It is not a film for everyone but it is one that stays with you and directly challenges our own current standards of male beauty and art. If you’re a fan of the work of Pierre et Gilles’ or David LaChapelle, you may want to see where their inspiration came from.
James Bidgood started out taking photographs for male physique magazines in the 1950’s but found the work dull. In a New York Times interview he spoke about this.
“There was no art,” Bidgood laments. “They were badly lit and uninteresting. Playboy had girls in furs, feathers and lights. They had faces like beautiful angels. I didn’t understand why boy pictures weren’t like that.”

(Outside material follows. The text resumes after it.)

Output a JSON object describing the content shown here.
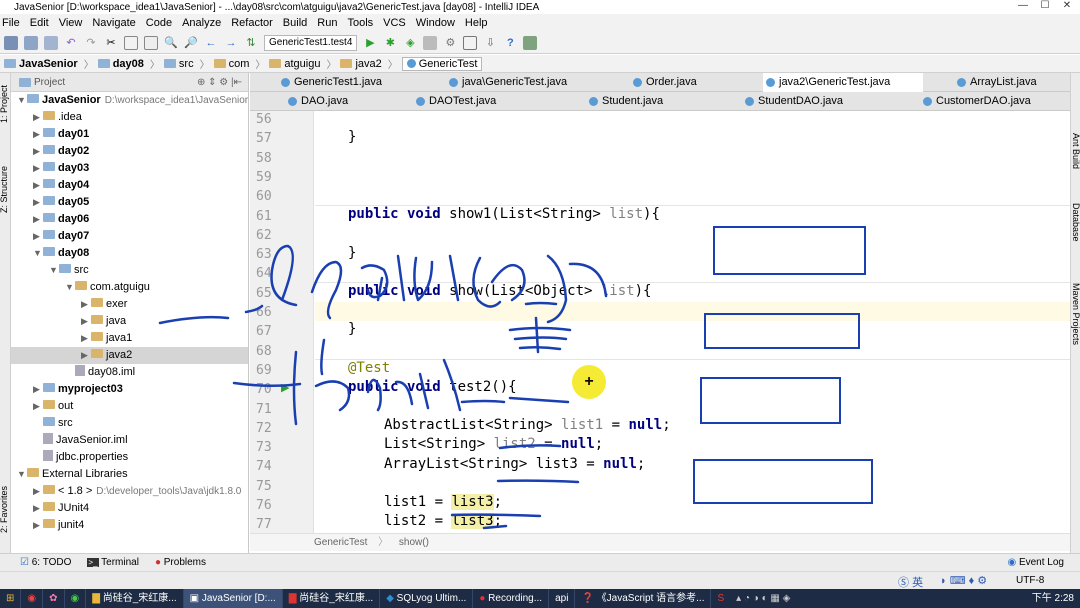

He would take that dissatisfaction and go on to change the way male nudity was photographed. Pictures would come alive as dreams in colour. Pink Narcissus, is a testament to his new vision and the playful hint of camp in his work is an addition to art that we should all be grateful for.
You can watch Pink Narcissus on BFI player with a subscription in the UK and other streaming services.
Thoughts on 45
I’m 45 today. This means that I am officially 15 years older than my dad and my sister were when they died and 5 years away from the age my mother died. Fucked up way of looking at things huh? Stay with me though.
I have had some amazing birthdays in my life. I am grateful and lucky to have a husband who has gone out of his way to make my birthday special over the years. I have some of the best friends and family who have been there to cheer me on or just get me wasted.
I am also lucky and grateful to the Universe that in spite of my tremendous partying and wilful neglect of my health for many years in my youth, I don’t look my age or whatever that is supposed to mean. I often joke that the only reliable advice I can give in life is to always use a quality moisturiser. I stand by this joke. I also don’t necessarily act my age or whatever that is supposed to mean. I am aware of the societal definitions that produce these images of how and what we are supposed to look like at a certain age and I firmly reject them. Nor will I waste my time listing them, deep down we all know what these are and sometimes they feel more like nooses than goals.
I have come to the conclusion that my life resembles more a first attempt at Spiral Art. Do you remember that toy? Does it even still exist? I used to love it as a kid. Circles over circles, over circles, over circles which look like a fucking mess up close. But as you stand back, well they start to look pretty, chaotic and a bit “I think I know what you were getting at.” The thing is though, with Spiral Art much like life, you can continue to build on the picture because it is all down to you how much you want to build.
That, my friends brings me to my thoughts on where I am today on this 45th Birthday. I can hear my dearly departed friend Andy in his Louisiana accent say as he often would to me, “Oh no, she’s on her soapbox again.”
Miss you Andy and yes, she is because it’s my birthday and I will soapbox if I damn want....
I’ll leave you with two songs that sum up how I feel about life right now. They are both in Spanish but you can Google the lyrics in English or just enjoy the musical sentiment.
Fangoria “Dramas y Comedias” and Dorian “Los Amigos Que Perdi”
John Lugo-Trebble considers this more of a space to engage personal reflections and memories with connections to music and film.